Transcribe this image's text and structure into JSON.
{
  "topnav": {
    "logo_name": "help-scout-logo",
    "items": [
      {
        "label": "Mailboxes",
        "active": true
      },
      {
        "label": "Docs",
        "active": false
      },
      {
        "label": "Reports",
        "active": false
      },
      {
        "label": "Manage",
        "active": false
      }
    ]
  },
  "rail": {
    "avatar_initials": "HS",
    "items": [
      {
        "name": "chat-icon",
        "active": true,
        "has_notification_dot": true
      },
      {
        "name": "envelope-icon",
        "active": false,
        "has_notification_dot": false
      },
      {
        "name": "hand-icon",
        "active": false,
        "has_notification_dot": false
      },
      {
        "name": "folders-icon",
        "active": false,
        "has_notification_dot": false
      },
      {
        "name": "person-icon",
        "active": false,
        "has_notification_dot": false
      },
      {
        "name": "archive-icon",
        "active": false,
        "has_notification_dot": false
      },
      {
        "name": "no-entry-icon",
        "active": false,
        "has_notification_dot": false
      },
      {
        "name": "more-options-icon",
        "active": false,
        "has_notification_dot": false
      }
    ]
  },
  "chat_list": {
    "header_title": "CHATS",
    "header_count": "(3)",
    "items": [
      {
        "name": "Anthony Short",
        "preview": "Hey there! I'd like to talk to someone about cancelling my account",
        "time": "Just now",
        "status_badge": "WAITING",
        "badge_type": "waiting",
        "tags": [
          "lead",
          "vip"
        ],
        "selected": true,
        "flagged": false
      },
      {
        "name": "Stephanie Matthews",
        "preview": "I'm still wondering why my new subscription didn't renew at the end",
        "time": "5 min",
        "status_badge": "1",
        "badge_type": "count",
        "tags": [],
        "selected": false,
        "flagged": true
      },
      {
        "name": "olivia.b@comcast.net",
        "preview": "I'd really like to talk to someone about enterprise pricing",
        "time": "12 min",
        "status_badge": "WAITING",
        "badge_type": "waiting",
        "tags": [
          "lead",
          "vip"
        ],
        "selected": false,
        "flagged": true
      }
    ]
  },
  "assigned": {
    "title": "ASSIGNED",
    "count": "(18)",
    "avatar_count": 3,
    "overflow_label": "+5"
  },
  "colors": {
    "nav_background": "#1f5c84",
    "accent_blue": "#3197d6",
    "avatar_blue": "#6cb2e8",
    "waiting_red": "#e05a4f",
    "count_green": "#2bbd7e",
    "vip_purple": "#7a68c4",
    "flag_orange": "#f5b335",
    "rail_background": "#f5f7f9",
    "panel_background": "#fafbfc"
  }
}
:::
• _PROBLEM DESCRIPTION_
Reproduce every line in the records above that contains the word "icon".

• _ANSWER BOX_
        "name": "chat-icon",
        "name": "envelope-icon",
        "name": "hand-icon",
        "name": "folders-icon",
        "name": "person-icon",
        "name": "archive-icon",
        "name": "no-entry-icon",
        "name": "more-options-icon",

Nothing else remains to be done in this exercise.